Attorneys, land-use boards and municipal planners alike have generally been of the view that once a use variance has been granted, there can be nothing other than an insubstantial change in use without the need to secure another use variance.

This content has been archived. It is available through our partners, LexisNexis® and Bloomberg Law.

To view this content, please continue to their sites.

Not a Lexis Subscriber?
Subscribe Now

Not a Bloomberg Law Subscriber?
Subscribe Now

Why am I seeing this?

LexisNexis® and Bloomberg Law are third party online distributors of the broad collection of current and archived versions of ALM's legal news publications. LexisNexis® and Bloomberg Law customers are able to access and use ALM's content, including content from the National Law Journal, The American Lawyer, Legaltech News, The New York Law Journal, and Corporate Counsel, as well as other sources of legal information.
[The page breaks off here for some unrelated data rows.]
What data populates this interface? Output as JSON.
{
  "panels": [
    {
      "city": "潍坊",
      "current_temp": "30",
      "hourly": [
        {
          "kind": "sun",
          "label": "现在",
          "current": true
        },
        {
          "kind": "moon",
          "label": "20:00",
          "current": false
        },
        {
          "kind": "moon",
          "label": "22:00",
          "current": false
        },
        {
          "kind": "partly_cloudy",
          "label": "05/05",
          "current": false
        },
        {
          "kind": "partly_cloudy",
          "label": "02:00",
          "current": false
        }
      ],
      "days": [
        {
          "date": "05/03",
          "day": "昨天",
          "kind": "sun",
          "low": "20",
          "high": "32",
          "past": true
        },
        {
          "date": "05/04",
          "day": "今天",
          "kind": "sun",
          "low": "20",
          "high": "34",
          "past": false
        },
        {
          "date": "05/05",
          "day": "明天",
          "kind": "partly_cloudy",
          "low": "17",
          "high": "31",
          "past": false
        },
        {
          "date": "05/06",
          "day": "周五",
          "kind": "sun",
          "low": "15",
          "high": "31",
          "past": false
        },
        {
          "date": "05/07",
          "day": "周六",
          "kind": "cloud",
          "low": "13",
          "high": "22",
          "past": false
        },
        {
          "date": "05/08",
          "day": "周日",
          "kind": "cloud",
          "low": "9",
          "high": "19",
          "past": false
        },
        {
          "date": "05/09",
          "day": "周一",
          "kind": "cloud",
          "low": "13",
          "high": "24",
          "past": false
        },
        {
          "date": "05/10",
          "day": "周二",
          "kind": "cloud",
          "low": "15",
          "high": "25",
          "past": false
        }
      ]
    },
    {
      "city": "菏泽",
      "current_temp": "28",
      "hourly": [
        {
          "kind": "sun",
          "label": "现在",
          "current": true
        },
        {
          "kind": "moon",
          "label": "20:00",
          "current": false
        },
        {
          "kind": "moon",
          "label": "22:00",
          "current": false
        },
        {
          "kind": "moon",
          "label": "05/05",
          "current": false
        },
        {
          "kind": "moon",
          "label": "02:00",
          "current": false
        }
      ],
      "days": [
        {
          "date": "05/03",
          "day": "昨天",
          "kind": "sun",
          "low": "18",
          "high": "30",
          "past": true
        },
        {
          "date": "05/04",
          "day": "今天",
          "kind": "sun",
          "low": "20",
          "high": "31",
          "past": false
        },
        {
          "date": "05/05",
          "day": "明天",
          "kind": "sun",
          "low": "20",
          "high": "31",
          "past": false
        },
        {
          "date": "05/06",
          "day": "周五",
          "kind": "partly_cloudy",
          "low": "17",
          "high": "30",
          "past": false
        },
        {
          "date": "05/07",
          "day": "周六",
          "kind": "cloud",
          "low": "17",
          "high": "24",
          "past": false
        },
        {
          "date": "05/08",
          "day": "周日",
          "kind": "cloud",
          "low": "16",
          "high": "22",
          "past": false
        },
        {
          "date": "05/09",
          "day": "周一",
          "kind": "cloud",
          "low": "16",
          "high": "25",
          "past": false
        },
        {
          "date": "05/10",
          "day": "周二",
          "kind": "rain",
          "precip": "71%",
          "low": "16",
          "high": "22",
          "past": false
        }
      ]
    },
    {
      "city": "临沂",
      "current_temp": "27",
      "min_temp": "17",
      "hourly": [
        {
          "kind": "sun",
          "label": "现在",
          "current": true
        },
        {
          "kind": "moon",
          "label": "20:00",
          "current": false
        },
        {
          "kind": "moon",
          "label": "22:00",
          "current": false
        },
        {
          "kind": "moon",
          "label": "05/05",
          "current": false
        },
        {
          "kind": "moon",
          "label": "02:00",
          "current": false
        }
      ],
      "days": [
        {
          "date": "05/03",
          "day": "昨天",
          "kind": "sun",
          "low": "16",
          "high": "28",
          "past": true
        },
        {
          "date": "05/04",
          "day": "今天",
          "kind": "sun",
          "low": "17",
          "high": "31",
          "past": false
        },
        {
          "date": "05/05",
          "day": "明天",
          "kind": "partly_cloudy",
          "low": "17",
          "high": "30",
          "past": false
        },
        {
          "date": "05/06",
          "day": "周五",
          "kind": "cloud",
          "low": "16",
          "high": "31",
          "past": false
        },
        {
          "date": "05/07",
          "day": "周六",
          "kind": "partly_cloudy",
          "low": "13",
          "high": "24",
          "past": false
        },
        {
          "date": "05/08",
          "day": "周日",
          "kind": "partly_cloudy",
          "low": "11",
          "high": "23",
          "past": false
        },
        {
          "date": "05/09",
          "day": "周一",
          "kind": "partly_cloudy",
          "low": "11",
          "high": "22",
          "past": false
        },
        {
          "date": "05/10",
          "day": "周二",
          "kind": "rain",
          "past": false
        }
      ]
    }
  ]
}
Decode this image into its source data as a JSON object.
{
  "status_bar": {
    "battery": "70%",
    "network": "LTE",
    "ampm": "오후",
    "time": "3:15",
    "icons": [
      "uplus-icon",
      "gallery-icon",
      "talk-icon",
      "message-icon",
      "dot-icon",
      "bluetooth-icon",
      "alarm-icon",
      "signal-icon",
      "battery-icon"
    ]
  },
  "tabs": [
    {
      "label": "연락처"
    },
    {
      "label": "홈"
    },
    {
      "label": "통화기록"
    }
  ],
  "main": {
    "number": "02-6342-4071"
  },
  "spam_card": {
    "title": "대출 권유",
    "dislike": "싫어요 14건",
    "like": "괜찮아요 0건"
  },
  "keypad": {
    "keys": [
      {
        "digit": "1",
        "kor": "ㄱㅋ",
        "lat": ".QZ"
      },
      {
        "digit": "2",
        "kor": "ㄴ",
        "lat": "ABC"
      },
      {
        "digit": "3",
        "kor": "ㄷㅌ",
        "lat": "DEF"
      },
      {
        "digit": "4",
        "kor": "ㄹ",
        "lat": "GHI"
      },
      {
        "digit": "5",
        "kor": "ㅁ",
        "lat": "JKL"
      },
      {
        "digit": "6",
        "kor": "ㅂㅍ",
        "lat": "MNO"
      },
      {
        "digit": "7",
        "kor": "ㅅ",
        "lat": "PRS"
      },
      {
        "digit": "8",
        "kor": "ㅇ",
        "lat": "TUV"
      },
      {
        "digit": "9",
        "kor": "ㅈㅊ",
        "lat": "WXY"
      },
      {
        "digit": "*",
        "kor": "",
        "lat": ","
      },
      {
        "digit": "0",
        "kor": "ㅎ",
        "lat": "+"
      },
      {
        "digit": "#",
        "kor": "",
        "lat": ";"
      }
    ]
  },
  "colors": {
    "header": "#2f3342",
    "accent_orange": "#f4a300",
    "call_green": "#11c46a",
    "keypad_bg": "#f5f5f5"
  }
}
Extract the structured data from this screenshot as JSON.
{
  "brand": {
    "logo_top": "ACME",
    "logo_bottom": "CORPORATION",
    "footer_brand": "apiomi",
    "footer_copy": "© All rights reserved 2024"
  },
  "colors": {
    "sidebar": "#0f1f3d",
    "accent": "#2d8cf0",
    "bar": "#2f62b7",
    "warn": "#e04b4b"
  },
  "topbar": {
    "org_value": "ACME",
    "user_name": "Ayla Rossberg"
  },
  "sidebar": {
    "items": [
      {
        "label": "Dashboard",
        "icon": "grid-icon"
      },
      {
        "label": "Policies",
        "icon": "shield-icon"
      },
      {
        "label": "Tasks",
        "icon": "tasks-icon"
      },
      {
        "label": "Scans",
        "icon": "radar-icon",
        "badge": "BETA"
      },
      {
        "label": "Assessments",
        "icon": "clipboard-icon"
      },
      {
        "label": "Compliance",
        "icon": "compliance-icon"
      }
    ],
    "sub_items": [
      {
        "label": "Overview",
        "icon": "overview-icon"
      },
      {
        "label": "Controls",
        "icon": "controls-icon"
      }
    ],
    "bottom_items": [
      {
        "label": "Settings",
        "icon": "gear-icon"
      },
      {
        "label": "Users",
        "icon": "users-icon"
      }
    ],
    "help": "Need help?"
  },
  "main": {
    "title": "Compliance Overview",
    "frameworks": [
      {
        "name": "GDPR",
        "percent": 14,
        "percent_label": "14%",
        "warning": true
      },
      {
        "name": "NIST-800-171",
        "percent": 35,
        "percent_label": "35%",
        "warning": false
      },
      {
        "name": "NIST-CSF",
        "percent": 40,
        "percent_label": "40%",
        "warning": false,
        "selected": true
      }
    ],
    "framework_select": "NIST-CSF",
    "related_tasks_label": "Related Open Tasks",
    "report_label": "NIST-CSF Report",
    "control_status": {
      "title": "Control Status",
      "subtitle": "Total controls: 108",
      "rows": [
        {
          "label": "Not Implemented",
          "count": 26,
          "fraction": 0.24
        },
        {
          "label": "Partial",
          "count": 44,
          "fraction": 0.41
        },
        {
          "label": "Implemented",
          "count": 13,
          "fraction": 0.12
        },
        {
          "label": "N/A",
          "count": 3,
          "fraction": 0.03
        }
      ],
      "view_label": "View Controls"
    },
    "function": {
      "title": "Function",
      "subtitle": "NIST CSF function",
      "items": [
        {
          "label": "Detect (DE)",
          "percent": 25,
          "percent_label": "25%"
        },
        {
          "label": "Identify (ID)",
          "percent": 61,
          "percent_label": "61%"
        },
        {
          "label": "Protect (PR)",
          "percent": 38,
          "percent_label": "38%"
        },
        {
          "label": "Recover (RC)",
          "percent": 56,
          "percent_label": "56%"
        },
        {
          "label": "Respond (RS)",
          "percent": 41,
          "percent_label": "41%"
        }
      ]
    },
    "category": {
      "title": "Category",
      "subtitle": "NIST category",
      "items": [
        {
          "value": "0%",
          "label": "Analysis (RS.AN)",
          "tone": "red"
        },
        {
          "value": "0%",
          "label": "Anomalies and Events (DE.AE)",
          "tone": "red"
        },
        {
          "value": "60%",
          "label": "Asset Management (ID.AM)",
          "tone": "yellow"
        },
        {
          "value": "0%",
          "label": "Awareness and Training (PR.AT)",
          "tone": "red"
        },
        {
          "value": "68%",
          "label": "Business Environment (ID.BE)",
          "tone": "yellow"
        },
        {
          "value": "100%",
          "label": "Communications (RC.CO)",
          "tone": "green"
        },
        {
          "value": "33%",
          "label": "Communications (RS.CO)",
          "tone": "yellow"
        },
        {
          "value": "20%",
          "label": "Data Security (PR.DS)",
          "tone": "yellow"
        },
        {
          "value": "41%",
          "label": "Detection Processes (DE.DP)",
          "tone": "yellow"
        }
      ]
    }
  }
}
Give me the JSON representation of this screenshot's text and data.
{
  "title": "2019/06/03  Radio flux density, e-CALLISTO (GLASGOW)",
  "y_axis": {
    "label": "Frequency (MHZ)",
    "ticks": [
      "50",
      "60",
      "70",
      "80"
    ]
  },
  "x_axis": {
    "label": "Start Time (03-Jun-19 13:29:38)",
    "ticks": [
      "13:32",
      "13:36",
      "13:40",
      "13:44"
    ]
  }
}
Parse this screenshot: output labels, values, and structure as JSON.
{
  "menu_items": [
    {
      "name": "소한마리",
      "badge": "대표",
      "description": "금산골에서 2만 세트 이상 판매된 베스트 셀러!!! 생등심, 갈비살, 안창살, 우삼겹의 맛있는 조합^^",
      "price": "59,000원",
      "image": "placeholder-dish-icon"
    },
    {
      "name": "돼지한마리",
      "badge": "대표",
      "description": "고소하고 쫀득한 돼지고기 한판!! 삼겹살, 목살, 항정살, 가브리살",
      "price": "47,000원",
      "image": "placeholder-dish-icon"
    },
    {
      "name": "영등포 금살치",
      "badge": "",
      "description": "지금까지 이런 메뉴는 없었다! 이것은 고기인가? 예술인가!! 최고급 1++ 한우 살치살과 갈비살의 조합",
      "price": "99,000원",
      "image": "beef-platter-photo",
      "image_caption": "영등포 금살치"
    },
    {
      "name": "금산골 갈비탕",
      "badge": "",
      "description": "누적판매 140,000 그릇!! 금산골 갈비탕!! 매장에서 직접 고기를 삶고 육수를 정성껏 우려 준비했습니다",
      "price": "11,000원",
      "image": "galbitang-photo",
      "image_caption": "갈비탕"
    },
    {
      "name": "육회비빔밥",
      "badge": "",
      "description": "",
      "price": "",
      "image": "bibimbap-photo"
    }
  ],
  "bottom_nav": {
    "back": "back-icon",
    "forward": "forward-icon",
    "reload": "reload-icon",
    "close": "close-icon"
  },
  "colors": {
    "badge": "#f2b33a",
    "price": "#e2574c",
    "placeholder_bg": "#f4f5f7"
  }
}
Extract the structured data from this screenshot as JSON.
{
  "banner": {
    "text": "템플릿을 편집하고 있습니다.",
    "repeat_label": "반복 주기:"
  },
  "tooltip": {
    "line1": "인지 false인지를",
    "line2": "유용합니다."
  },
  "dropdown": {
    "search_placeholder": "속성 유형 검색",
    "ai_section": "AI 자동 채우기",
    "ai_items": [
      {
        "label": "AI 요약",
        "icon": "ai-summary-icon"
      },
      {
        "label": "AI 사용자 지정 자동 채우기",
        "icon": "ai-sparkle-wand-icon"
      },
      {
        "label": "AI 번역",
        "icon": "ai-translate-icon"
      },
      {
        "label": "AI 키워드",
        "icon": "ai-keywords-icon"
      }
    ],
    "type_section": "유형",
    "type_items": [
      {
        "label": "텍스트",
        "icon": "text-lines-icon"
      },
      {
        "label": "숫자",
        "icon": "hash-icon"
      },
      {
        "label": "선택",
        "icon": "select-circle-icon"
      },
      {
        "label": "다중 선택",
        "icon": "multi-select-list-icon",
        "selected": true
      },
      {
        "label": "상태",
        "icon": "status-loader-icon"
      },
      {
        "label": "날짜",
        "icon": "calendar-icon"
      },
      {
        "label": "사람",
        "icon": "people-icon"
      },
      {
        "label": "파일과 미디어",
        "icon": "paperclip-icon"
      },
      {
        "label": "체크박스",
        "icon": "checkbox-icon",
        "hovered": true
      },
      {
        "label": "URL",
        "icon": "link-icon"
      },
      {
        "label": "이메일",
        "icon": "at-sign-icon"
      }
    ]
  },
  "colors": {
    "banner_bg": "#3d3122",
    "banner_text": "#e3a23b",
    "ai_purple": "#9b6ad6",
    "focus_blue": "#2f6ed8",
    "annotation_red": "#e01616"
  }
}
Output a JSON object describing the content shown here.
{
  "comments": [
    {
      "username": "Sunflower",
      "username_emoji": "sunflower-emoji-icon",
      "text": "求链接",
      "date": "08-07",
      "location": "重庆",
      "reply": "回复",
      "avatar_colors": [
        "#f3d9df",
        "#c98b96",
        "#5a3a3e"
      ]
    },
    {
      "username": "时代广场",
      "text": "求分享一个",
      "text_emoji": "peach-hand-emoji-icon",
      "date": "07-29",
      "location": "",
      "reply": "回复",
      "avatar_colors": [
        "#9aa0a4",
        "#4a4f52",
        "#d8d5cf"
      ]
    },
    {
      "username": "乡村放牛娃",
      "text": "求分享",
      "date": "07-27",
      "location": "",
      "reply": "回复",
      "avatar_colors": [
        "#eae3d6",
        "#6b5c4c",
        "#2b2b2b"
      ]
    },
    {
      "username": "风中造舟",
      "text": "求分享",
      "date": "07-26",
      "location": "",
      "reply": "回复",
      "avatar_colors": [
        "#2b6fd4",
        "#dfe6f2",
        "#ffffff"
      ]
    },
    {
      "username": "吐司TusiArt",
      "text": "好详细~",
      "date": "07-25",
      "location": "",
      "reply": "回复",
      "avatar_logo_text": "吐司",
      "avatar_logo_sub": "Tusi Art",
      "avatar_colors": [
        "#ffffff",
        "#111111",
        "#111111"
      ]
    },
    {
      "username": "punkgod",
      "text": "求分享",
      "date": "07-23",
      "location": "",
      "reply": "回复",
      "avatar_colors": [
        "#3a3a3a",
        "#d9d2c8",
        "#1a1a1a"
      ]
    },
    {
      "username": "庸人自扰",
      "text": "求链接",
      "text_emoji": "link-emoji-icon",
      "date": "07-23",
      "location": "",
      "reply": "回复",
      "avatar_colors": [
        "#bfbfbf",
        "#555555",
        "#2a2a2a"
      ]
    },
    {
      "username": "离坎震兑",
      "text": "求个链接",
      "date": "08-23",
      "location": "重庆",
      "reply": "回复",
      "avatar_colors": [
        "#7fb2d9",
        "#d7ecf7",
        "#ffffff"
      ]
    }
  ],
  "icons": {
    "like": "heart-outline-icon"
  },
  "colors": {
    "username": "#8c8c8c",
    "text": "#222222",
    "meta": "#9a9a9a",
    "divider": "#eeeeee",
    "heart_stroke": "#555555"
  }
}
For questions call 1-877-256-2472 or contact us at [email protected]